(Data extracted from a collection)
········
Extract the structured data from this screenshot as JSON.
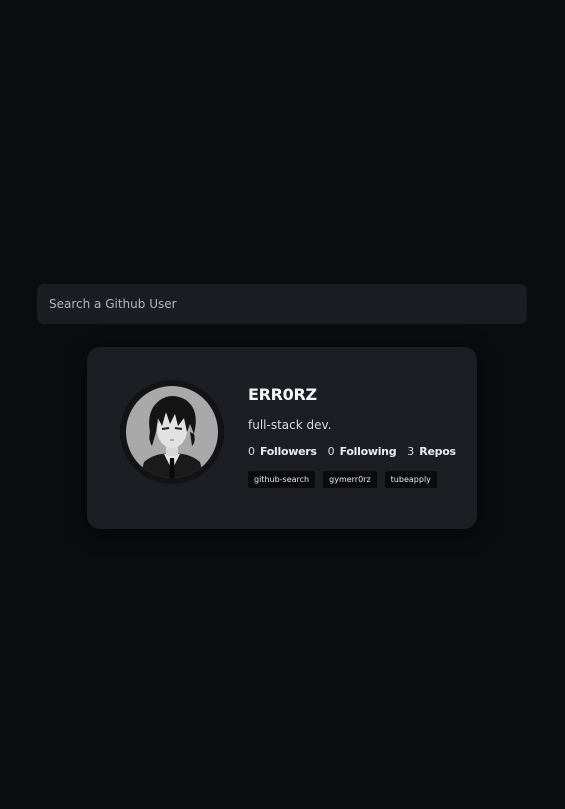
{
  "search": {
    "placeholder": "Search a Github User",
    "value": ""
  },
  "profile": {
    "name": "ERR0RZ",
    "bio": "full-stack dev.",
    "stats": [
      {
        "value": "0",
        "label": "Followers"
      },
      {
        "value": "0",
        "label": "Following"
      },
      {
        "value": "3",
        "label": "Repos"
      }
    ],
    "repos": [
      "github-search",
      "gymerr0rz",
      "tubeapply"
    ],
    "avatar_icon": "anime-avatar-icon"
  },
  "colors": {
    "background": "#0b0c10",
    "card": "#1c1e24",
    "search_bg": "#1b1d23",
    "repo_tag_bg": "#0a0b0e"
  }
}
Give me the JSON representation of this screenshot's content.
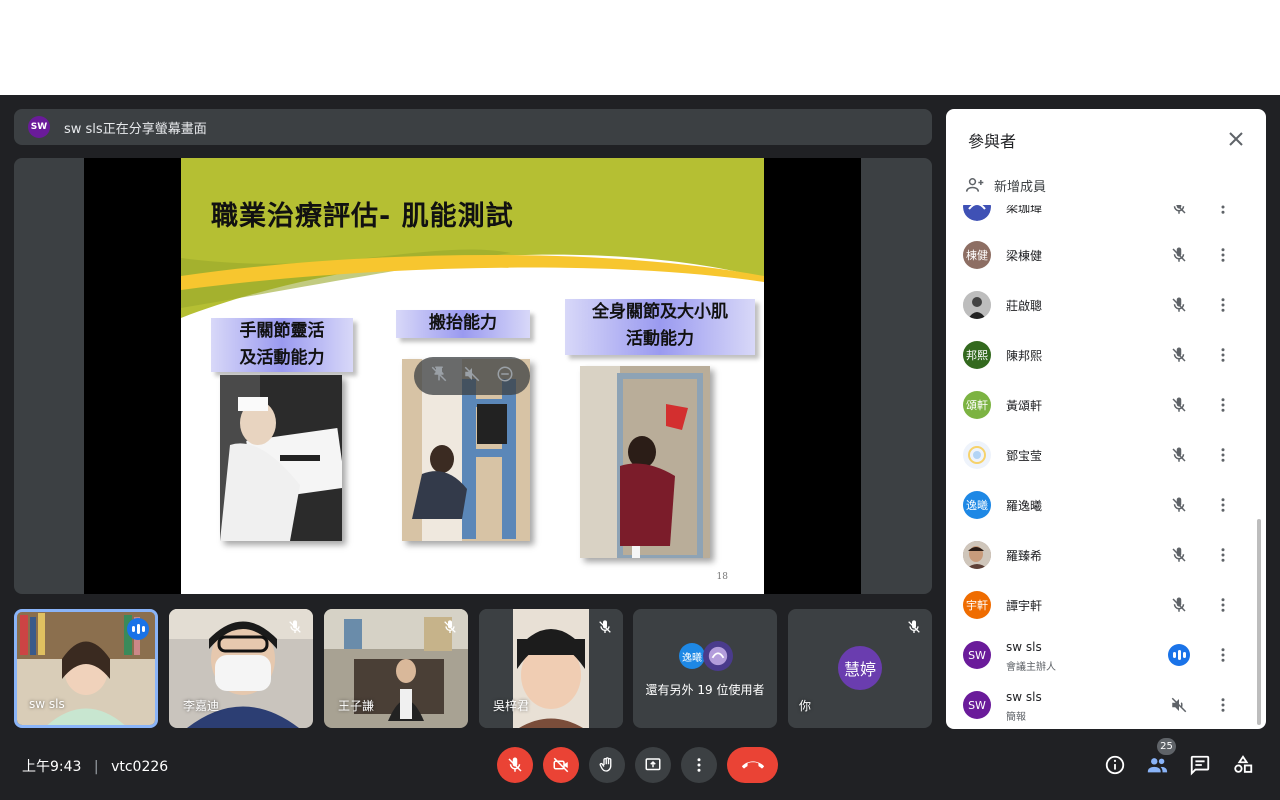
{
  "banner": {
    "avatar": "SW",
    "text": "sw sls正在分享螢幕畫面"
  },
  "slide": {
    "title": "職業治療評估- 肌能測試",
    "box1": [
      "手關節靈活",
      "及活動能力"
    ],
    "box2": [
      "搬抬能力"
    ],
    "box3": [
      "全身關節及大小肌",
      "活動能力"
    ],
    "page_number": "18"
  },
  "tiles": [
    {
      "name": "sw sls",
      "status": "speaking"
    },
    {
      "name": "李嘉迪",
      "status": "muted"
    },
    {
      "name": "王子謙",
      "status": "muted"
    },
    {
      "name": "吳梓君",
      "status": "muted"
    },
    {
      "name": "",
      "others_text": "還有另外 19 位使用者",
      "avatar1": "逸曦"
    },
    {
      "name": "你",
      "avatar": "慧婷",
      "status": "muted"
    }
  ],
  "bottom": {
    "time": "上午9:43",
    "separator": "|",
    "meeting_code": "vtc0226",
    "participant_count": "25"
  },
  "panel": {
    "title": "參與者",
    "add_member": "新增成員",
    "participants": [
      {
        "name": "梁珈瑋",
        "avatar": "",
        "avatar_color": "#e8eaf6",
        "mic": "muted"
      },
      {
        "name": "梁棟健",
        "avatar": "棟健",
        "avatar_color": "#8d6e63",
        "mic": "muted"
      },
      {
        "name": "莊啟聰",
        "avatar": "",
        "avatar_color": "#616161",
        "mic": "muted"
      },
      {
        "name": "陳邦熙",
        "avatar": "邦熙",
        "avatar_color": "#33691e",
        "mic": "muted"
      },
      {
        "name": "黃頌軒",
        "avatar": "頌軒",
        "avatar_color": "#7cb342",
        "mic": "muted"
      },
      {
        "name": "鄧宝莹",
        "avatar": "",
        "avatar_color": "#eef3fb",
        "mic": "muted"
      },
      {
        "name": "羅逸曦",
        "avatar": "逸曦",
        "avatar_color": "#1e88e5",
        "mic": "muted"
      },
      {
        "name": "羅臻希",
        "avatar": "",
        "avatar_color": "#a1887f",
        "mic": "muted"
      },
      {
        "name": "譚宇軒",
        "avatar": "宇軒",
        "avatar_color": "#ef6c00",
        "mic": "muted"
      },
      {
        "name": "sw sls",
        "sub": "會議主辦人",
        "avatar": "SW",
        "avatar_color": "#6a1b9a",
        "mic": "speaking"
      },
      {
        "name": "sw sls",
        "sub": "簡報",
        "avatar": "SW",
        "avatar_color": "#6a1b9a",
        "mic": "volume-off"
      }
    ]
  }
}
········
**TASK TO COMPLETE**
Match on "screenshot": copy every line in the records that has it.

**ANSWER SPACE**
Extract the structured data from this screenshot as JSON.
Give me the JSON representation of this screenshot's content.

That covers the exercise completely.